Exercise objective -
In the records below, some lines contain the word "icon". Copy each of them.

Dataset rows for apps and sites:
────────────────

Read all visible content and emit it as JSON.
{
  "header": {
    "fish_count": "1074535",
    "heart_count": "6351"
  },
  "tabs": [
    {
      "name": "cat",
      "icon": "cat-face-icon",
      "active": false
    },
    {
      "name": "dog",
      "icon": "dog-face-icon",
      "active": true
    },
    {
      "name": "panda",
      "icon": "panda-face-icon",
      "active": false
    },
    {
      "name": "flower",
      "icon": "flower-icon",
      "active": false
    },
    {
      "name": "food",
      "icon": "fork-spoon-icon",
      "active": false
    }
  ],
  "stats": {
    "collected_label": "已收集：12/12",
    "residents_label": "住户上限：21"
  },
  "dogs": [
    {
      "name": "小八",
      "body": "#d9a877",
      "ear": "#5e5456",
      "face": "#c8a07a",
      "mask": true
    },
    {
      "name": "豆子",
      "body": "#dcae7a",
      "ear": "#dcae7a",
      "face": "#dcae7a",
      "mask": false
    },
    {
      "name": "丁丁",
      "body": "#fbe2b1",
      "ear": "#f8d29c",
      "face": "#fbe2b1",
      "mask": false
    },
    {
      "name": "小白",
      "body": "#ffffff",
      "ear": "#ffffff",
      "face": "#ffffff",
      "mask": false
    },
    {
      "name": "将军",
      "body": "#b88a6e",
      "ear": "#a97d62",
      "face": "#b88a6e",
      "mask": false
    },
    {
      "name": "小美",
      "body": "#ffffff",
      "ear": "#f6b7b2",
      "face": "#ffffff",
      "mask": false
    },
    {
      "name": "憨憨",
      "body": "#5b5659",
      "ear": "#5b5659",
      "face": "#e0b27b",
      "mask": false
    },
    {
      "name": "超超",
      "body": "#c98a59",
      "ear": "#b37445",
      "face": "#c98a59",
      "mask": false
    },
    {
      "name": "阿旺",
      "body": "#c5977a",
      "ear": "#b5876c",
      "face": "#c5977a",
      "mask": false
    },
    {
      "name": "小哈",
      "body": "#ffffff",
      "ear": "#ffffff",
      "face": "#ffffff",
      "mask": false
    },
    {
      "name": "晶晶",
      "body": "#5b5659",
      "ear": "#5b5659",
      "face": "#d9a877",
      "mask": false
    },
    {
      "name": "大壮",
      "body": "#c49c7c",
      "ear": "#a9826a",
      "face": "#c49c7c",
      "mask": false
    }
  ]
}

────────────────

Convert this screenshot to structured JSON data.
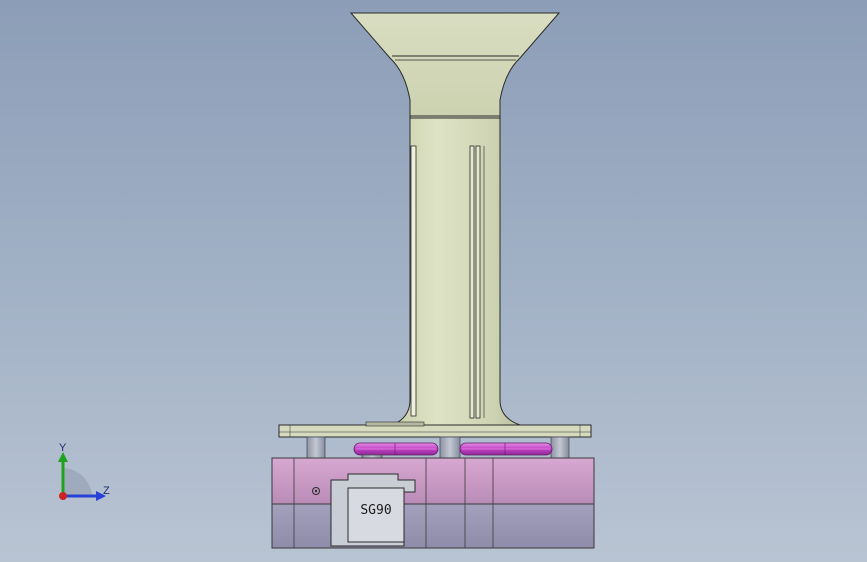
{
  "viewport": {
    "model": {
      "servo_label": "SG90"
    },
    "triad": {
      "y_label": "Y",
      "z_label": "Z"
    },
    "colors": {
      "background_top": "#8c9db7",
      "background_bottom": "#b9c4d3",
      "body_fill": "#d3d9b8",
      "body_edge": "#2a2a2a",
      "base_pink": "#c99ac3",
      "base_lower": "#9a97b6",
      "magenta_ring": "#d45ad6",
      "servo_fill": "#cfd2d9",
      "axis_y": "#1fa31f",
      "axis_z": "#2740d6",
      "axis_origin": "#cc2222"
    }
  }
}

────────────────

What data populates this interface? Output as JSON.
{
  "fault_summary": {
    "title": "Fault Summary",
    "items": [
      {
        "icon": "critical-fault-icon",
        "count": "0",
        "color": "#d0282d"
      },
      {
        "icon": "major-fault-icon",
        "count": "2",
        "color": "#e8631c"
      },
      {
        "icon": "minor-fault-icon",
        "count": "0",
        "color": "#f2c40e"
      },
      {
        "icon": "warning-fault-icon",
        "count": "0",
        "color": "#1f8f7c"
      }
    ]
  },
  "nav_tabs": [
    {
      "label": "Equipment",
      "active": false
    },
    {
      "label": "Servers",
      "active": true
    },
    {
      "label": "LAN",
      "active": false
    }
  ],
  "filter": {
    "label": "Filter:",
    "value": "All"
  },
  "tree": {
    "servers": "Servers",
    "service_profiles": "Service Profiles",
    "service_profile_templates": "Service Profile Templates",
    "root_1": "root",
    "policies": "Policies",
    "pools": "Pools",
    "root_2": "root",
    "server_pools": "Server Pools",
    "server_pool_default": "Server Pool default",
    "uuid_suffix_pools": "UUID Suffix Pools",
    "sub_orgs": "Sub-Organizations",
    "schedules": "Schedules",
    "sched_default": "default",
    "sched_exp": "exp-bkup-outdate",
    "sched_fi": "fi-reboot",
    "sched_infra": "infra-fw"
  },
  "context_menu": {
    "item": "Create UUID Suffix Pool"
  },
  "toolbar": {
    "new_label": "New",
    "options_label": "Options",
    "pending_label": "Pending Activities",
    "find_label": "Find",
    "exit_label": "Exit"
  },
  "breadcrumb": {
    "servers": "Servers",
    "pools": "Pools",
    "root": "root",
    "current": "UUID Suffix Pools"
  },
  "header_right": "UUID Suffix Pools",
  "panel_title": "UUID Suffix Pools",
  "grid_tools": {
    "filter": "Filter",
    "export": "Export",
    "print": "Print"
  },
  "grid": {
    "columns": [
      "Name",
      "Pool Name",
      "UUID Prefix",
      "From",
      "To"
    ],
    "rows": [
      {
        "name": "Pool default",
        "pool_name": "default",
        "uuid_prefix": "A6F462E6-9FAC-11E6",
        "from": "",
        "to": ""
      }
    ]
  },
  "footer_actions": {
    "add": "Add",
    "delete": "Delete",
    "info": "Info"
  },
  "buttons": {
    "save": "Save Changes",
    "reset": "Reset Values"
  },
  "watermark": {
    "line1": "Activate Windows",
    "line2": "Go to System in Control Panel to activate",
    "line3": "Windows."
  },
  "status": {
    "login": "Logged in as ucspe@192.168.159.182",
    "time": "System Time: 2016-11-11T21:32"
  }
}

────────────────

Task response -
      "icon": "cat-face-icon",
      "icon": "dog-face-icon",
      "icon": "panda-face-icon",
      "icon": "flower-icon",
      "icon": "fork-spoon-icon",
        "icon": "critical-fault-icon",
        "icon": "major-fault-icon",
        "icon": "minor-fault-icon",
        "icon": "warning-fault-icon",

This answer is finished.